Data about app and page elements
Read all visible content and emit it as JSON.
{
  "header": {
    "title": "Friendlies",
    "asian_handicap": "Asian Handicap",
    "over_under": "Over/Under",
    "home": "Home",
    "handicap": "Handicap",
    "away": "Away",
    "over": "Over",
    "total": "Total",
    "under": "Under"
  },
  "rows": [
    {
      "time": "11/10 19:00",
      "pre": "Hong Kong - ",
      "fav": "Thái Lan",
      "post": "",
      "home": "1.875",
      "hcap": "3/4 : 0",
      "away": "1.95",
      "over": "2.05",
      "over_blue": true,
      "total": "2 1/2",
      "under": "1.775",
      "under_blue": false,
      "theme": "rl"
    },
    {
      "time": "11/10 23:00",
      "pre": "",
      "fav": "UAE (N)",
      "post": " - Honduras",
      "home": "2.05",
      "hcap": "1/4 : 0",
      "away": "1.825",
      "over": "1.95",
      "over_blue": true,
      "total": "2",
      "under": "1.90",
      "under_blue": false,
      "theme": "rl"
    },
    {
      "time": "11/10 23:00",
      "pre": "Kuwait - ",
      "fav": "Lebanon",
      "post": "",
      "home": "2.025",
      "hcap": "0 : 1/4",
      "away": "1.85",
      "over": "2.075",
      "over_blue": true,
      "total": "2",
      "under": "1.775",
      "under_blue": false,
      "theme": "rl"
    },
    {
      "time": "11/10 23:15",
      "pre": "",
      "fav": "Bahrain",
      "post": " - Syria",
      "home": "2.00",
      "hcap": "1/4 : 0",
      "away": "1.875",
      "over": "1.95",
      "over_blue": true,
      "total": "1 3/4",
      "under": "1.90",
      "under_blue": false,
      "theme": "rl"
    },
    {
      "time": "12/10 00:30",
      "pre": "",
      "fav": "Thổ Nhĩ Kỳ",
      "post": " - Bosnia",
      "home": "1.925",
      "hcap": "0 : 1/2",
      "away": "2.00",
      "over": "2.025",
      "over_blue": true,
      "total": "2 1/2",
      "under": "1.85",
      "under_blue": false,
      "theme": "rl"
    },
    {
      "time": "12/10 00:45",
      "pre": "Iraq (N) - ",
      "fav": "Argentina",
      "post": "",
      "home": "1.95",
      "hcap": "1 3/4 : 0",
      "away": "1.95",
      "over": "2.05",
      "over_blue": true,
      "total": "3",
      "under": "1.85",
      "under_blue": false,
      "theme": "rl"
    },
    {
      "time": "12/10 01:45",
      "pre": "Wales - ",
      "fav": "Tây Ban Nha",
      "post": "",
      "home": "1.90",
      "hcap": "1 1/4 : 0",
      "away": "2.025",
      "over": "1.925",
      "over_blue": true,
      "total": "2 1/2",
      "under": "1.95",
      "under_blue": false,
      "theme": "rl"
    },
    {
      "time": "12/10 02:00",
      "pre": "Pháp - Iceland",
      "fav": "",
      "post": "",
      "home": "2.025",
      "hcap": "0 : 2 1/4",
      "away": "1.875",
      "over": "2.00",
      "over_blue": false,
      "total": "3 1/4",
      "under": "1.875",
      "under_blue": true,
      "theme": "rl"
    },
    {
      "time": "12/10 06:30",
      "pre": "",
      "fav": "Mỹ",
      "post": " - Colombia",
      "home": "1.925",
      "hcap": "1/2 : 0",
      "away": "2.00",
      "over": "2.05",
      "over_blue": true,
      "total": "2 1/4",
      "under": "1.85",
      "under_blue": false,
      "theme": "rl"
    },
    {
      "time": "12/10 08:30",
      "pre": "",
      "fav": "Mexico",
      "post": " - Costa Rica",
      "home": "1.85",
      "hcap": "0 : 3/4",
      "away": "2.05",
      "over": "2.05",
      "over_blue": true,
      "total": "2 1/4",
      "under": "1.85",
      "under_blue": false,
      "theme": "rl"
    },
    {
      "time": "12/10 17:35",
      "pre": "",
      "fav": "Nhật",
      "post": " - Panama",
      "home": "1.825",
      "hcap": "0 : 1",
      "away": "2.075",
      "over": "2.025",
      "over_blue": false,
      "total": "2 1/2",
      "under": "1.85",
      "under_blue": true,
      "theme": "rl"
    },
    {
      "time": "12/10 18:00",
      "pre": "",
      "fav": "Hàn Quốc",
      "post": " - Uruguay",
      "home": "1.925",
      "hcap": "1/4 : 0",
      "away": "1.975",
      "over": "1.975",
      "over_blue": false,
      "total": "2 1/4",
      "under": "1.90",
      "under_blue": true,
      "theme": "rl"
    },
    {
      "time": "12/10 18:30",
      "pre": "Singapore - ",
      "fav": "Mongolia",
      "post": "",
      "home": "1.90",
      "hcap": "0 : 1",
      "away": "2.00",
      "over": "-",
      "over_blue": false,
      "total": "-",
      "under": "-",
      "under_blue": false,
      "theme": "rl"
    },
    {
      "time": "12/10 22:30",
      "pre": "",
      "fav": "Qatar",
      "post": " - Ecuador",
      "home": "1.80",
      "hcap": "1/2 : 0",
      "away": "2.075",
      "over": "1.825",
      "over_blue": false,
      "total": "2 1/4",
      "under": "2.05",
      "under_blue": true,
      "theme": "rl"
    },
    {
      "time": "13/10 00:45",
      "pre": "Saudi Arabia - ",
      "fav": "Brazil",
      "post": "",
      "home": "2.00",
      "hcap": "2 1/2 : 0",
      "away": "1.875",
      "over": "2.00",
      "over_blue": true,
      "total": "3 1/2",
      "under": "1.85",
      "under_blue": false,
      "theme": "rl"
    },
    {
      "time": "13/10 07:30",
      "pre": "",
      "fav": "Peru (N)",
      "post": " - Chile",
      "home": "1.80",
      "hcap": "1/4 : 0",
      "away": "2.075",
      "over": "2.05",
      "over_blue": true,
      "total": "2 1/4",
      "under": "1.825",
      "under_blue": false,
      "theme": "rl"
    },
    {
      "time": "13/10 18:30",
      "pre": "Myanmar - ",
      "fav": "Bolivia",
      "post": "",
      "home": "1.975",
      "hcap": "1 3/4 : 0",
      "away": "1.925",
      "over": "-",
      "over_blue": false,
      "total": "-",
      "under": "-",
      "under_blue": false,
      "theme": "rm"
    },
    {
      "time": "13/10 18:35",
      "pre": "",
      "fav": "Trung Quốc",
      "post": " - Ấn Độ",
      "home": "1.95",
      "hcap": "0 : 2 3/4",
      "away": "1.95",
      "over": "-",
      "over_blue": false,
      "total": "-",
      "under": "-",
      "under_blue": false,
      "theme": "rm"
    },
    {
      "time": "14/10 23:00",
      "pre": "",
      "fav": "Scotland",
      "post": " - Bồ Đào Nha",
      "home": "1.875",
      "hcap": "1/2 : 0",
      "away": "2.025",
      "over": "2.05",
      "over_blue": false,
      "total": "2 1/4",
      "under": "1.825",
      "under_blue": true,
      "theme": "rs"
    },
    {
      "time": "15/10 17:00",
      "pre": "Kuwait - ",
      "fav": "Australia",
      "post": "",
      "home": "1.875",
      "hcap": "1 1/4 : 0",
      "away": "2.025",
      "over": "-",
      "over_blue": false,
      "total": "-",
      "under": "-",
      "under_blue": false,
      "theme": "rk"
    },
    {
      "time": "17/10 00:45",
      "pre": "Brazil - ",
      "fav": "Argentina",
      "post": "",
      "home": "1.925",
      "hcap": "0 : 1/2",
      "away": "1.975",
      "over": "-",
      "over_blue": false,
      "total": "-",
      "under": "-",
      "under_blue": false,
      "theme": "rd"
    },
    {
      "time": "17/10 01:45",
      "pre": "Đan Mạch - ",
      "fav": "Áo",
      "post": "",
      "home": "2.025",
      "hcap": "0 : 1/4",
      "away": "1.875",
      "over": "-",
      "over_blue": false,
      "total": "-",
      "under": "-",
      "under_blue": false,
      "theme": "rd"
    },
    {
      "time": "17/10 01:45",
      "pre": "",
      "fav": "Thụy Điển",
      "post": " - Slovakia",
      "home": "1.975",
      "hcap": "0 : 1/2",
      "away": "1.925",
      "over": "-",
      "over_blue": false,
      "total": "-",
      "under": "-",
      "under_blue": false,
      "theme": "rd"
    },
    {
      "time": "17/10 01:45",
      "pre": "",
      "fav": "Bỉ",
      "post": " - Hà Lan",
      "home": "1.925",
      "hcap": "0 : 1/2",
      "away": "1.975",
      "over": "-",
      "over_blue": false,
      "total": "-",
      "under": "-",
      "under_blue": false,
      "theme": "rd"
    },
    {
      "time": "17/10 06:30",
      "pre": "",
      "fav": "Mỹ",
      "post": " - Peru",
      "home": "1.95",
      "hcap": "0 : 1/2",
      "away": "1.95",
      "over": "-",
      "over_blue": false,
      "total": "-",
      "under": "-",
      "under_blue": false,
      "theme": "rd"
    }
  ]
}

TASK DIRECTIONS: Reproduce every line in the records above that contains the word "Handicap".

SOLUTION BELOW:
    "asian_handicap": "Asian Handicap",
    "handicap": "Handicap",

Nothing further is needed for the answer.